Make yourself the communication evangelist for your team or company, constantly looking for teaching moments. Advocate capturing requirements via entire sentences, rather than our increasing habit to chop up language into tweet-ready fragments. Persuade people to break each issue down into logical steps, and to carefully capture the viewed behavior, expected results, and then their specific ask -- including who they are requesting help from, and when they need it. Seems basic, I know, but how much time do you spend "collaborating" with people around unclear communications? Too much time, I'll wager.
Automate the mechanisms for entering information.
This might be the implementation of an issue tracking platform, with a form accessed via your main company portal within SharePoint. It might be a simple list form in SharePoint itself, or maybe an Issues group in Yammer. Implement your solutions in a way that allows people to easily access and share this information. This should be a no-brainer – log in, define the appropriate issue, prioritize your information, and then leave your data. The easier you make it, the likelier they are to use it. Automate through workflow whenever possible removing the guess work of who needs to review, and whether they received it. Simplify the end user interface wherever possible.
Set up a process for deciphering this information.
Once you have the information, what will you do with it? It’s one thing to set up a vehicle for capturing and documenting customer information, it’s another thing to get your product development team to respond – so that your sales team can provide timely feedback. If your organization is in the dev or operations space, make the review of these inputs part of your daily/weekly/monthly review process.

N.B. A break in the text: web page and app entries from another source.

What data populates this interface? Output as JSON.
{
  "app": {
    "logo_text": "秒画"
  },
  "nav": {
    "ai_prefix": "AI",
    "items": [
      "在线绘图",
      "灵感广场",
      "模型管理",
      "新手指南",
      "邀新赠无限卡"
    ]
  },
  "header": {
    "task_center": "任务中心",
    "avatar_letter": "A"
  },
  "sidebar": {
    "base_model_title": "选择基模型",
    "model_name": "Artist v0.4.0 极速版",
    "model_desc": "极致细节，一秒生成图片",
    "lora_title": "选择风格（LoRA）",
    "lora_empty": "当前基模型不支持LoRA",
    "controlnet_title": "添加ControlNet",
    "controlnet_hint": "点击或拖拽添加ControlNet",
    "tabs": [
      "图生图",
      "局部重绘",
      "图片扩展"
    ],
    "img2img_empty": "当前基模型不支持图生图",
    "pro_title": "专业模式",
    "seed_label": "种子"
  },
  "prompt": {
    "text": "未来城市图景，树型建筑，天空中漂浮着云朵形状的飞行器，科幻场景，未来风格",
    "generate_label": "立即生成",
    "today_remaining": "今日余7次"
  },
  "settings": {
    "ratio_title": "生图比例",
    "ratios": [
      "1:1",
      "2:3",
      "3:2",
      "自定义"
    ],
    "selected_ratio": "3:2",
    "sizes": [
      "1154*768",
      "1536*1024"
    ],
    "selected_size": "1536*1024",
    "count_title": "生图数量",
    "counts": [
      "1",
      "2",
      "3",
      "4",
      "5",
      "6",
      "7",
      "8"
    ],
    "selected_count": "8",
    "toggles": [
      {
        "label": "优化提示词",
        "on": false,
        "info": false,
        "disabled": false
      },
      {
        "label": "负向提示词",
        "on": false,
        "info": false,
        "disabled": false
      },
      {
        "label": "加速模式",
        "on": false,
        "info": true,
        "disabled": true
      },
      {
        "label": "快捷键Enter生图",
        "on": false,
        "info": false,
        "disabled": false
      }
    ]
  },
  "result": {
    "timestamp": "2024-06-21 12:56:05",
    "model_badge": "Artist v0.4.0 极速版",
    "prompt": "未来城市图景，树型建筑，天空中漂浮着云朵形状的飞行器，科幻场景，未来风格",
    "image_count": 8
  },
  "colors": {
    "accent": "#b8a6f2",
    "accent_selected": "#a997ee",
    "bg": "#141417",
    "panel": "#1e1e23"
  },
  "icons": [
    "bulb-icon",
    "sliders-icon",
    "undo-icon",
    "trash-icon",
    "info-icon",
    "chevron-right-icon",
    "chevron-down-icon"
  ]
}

Assign priority and responsibility. Once again, this may be highly automated.
Assign to necessary technical leads.
The product team has responded, and the appropriate technical lead – whether part of your internal engineering team or part of a third-party development organization – should be automatically notified. Actually, this is a big incentive for my own product management team. They are acutely aware that the sooner they respond, the sooner the issue gets assigned to an engineer and moves off of their own plate. How’s that for motivation? Instead of the engineering team lead receiving email notification for every single problem that comes across the product team, maybe design your solution to automatically organize and delegate based on metadata and/or issue severity. More opportunities for automation, hiding these steps behind a workflow or form -- but I'd just like to point out the mechanics behind them.
Train customer-facing teams to report back to customers.
At any given moment, I know that I can log into my SharePoint environment and receive the latest update on any issue or enhancement that was entered the previous week, because the assignment of tasks and the accountability to consume that communication, decipher it, and respond quickly has become part of our company culture. How powerful is that?
No tool will ever solve every team’s problems, but you need to start somewhere. This may seem very structured and overly mechanized for some organizations, but the larger you become, the need for clear steps and automation become more critical. While its nice to think that people will always do the right thing with regard to communication, the reality is that we're all heads-down and busy within our individual roles, and this level of communications automation helps people and teams to be more effective and consistent.#strategy #SharePoint
#sharepoint #planning #bestpractices #communication #Collaboration #informationmanagement #InformationGovernance